Faculty Response 

After the decision to return in person was announced, the Faculty Senate held a special meeting on Friday, Jan. 14, to discuss the return to in-person classes for the spring semester. Senate Faculty President John Drummond explained that one of the major concerns for faculty is the ventilation in older buildings, as well as the use of public transportation for the commute.

At the meeting, they passed a resolution to allow professors to choose how they teach for the first two weeks of the spring semester, according to Drummond. The resolution was rejected by the Fordham administration. 

“The vast majority of cases have arisen among students, and a majority of those have been traced back to unmasked socializing off campus.” Dennis Jacobs, provost and senior vice president for academic affairs

In response to the resolution, Dennis Jacobs, provost and senior vice president for academic affairs, sent an email to all faculty explaining the decision. In the email, Jacobs stated that the decision to remain completely in person, in comparison to previous semesters that were virtual or hybrid, came from the ability to have the student body both vaccinated and boosted, as well as the omicron variant’s “reduced virulence.”

“The vast majority of cases have arisen among students, and a majority of those have been traced back to unmasked socializing off campus,” Jacobs said. “A rather smaller number is attributed to contact among roommates and suitemates.”

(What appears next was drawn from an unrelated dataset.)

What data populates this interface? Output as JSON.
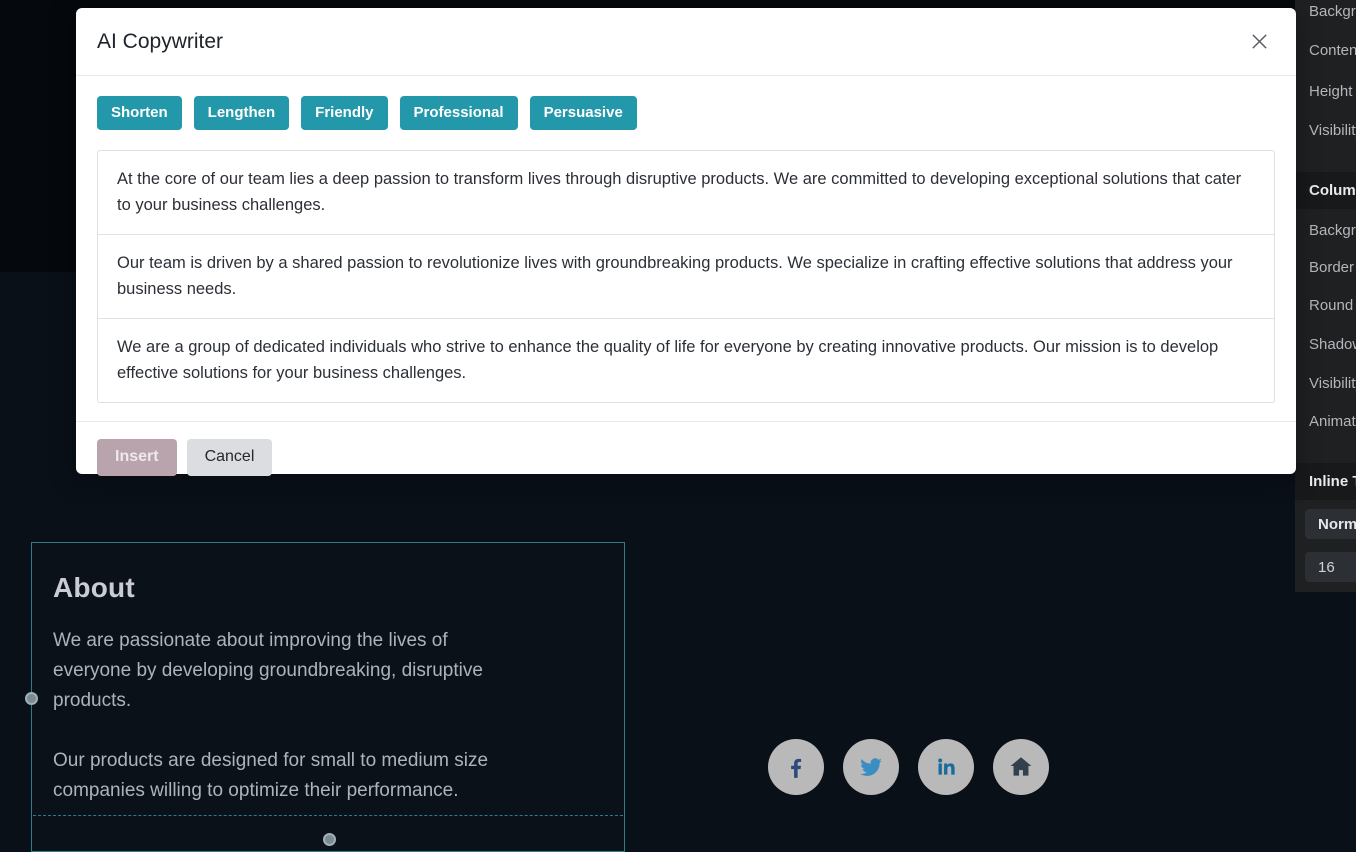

As February arrives, health officials remain hopeful that the omicron variant will slow down. However, although the experience with the omicron variant in South Africa and Australia ended in a sharp decline, health officials are encouraging New Yorkers to continue to exercise caution to avoid an increase in cases.